“We don’t want people to do huge research projects, but, unfortunately, they still need to do it sometimes,” said Shuler.

Here are some tips from the report:

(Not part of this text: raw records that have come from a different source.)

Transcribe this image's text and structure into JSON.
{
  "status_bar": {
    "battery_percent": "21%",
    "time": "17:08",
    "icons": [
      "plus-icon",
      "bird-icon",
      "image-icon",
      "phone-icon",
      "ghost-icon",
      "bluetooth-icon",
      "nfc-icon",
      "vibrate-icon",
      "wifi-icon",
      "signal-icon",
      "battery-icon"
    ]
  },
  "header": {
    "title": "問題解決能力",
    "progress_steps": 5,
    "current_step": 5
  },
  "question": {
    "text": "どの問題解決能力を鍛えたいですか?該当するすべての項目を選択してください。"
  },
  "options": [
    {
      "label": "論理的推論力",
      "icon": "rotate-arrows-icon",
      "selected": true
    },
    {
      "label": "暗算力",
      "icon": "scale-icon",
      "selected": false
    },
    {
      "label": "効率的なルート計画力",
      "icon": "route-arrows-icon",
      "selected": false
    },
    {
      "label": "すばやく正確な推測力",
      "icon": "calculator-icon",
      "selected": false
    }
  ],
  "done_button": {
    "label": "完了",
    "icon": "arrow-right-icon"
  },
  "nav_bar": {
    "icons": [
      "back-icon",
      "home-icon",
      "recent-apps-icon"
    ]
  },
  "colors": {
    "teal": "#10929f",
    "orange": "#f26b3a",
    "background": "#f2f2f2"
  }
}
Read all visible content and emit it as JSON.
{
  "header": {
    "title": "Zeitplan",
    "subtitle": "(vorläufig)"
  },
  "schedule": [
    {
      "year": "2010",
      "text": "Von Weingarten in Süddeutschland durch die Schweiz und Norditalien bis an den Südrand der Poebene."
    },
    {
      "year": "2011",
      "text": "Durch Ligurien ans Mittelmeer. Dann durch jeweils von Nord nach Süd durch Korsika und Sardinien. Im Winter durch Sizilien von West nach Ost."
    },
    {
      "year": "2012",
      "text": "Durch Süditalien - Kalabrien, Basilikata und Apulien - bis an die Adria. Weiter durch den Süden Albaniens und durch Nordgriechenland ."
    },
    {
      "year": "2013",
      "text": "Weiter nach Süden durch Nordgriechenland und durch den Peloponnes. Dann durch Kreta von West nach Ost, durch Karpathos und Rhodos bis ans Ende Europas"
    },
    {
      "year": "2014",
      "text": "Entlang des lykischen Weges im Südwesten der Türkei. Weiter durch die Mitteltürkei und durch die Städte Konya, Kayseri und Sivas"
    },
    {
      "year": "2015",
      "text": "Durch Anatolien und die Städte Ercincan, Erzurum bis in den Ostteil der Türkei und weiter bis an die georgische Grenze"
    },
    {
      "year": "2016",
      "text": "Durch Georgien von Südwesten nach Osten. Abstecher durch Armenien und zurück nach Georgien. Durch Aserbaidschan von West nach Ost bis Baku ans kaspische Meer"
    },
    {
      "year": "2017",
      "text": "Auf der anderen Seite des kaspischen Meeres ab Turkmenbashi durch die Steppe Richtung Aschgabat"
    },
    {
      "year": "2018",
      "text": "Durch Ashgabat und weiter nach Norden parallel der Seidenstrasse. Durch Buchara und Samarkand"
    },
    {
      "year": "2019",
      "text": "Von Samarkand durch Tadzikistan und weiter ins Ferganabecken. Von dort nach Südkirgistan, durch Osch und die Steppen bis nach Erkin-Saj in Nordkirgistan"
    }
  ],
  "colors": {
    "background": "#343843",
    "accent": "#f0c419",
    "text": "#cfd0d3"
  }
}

  • Purchase from a company known to make or sell flame retardant-free furniture. [You can use the report, which names all the companies it surveyed, as a guide.] When choosing your own fabric design, check with the company to ensure it is also flame-retardant-free. Be cautious about floor samples and deeply discounted products that may be older, and more likely to be toxic. If a product is not labeled, contact the manufacturer and ask if flame retardants are in the product.
  • Read the labels. Furniture that is labeled “contains NO added flame retardant chemicals” reflects the materials used in that product. Look for labels under cushions or on the bottom of furniture that indicate whether added flame retardants have been used. Look for children’s and other upholstered furniture, baby mattresses and other products that are labeled “flame-retardant-free.” If upholstered furniture is labeled “this article meets the flammability requirements of California technical bulletin 117,” it likely contains added flame retardants, so avoid it.
  • Clean house and hands frequently. Damp or wet mop and vacuum (with a HEPA filter) frequently to eliminate the dust where chemicals lurk. Frequent handwashing can reduce exposure to toxic chemicals in dust and products.
  • Choose area rugs or bare floor instead of wall-to-wall carpeting, and forego foam-based carpet padding. 

The organizations behind the report are all part of the Safe Sofas and More campaign, which advocates for nonhazardous fire safety techniques. You can read the report in full online, including its appendices, which list the names of all the manufacturers contacted and whether they use flame retardants in their products. Schuler has also compiled a flame retardant “fact sheet” for consumers.